Yokohama, the second largest city of Japan, is an exciting city and known for its futuristic port, Chinatown and relaxed atmosphere. Good versions of this yoshoku (western-inspired Japanese cuisine) should not be over greasy, and are usually served with shredded cabbage and rice, curried to make Japanese curry katsu or sandwiched between fresh white bread with a delicious sauce to lap up. It is so popular that you'll find tonkatsu being made and served all over Yokohama, with one of my favorite spots being Katsuretsu An The English menu might be the initial drawcard, but that the friendly staff and great tonkatsu is what keeps the loyal patrons coming back for more.

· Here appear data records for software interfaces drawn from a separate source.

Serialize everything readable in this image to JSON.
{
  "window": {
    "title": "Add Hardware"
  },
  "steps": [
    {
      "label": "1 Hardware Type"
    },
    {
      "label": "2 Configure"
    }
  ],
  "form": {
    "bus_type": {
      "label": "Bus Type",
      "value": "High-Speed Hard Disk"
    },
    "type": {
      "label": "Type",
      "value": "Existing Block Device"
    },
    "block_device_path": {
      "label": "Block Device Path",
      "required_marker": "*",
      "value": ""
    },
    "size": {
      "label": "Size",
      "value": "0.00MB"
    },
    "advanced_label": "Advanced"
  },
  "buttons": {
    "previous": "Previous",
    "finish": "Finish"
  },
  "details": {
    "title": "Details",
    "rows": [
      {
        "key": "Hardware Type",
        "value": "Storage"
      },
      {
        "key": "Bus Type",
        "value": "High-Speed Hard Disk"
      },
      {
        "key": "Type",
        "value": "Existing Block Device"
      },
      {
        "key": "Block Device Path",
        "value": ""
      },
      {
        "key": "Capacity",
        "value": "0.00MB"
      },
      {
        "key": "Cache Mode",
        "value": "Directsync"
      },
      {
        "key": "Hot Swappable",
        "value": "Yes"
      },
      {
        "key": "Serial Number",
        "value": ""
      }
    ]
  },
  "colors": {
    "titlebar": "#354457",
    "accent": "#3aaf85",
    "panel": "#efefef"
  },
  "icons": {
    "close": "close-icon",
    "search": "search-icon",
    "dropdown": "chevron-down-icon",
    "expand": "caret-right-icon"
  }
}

Slandmarks of entry in the neighborhood are the famous chinese "gates" that can be seen in all the world's chinatowns, inYokohama there are four bordering the entire area, the North gate, South gate, East gate (also called Chouyoumon 中華街 食べ放題 おすすめ gate) and the West gate, but others can be found in front of the main streets of the neighborhood, for example the Zenrimon Gate, the Tenchoumon gate or the Ichibadori Gate (in the map at the bottom they are all marked).
Some of Chungking Chinese Sichuan's more popular banquet dishes include Lobster (or beef) in Taro Nest, Abalone Mushrooms with Baby Bok Choy in Oyster Sauce, Winter Melon Soup served in the melon, Sliced Abalone in the shell, Cold Appetizers served in the shape of a peacock, and a whole Ginger Scallion Fish.
Not just a place for buying great souvenirs and eat Chinese food, the area has grown so much in space and variety that you'll find traditional foods from all over Asia here, including Korean Barbecue, Vietnamese pho and banh mi, and Taiwanese dumplings.
Just as listening to Johnny Mathis on a dateless Saturday night had spread sweet melancholy among my University of Michigan dorm mates, so the rhythmic crooning of Ayumi Ishida's ballad of love and longing in Yokohama set off waves of romantic yearning among my Japanese co-workers.
5-minute walk south of Chinatown, in the district of Kotobukicho, one of the poorest neighborhoods (a slum) of Yokohama with a rather peculiar story behind, there are some particularly cheap hostels, the Hostel Village , the Porto Hostel , the A Silk Tree hostel This area is not dangerous.
You will leave Yokohama Chinatown with your ears ringing with bells, eyes burning with lights and stomach bursting with Chinese food. After a little break and satisfying your sweet-tooth, get back on the streets to check out one of Chinatown 's most famous and picture-worthy treats: the panda steam bun.
When it comes to enjoying Chinatown, it's the sampling of the various types of Chinese dishes. Thus, many Tokyo-ites were shocked, and not a little appalled, when they learned about American places such as David's Taiwanese Restaurant in Queens, where sushi and sashimi are served alongside Chinese food.
Ryushoki is a popular Chinese restaurant for their all-you-can-eat course with 138 items and is the origin of oven-grilled Peking ducks. The colour filled streets, shops and restaurants immediately transport visitors to the Middle Kingdom, but what completes the experience is the food.
Another cross-cultural dish is Boneless Japanese Eel with Vegetables in a sweet and spicy sauce. Call it The Little Noodle Dish that Could: the crunchy chow mein (known in Japanese as kata-yakisoba) at Bairan has ignited a passion that's spread far beyond Chinatown.
The neighborhood is very popular among the Japanese in particular for its excellent Chinese cuisine restaurants, as well as several cheap chinese shops. Typically, Japanese people drink a quick beer with their Chinese appetizers, then switch to Shao Xiang Chinese wine with their main courses.
Chinese town is indicated the place where the 2.2 square km of Yamashita-cho, Yokohama-city. This Chinese restaurant is a great option inside the Yokohama Landmark Tower. On the way back to Yokohama, I stopped by the Sankei-en Garden, a Japanese garden laid out in 1906 by a Yokohama businessman who made his fortune in the yarn industry.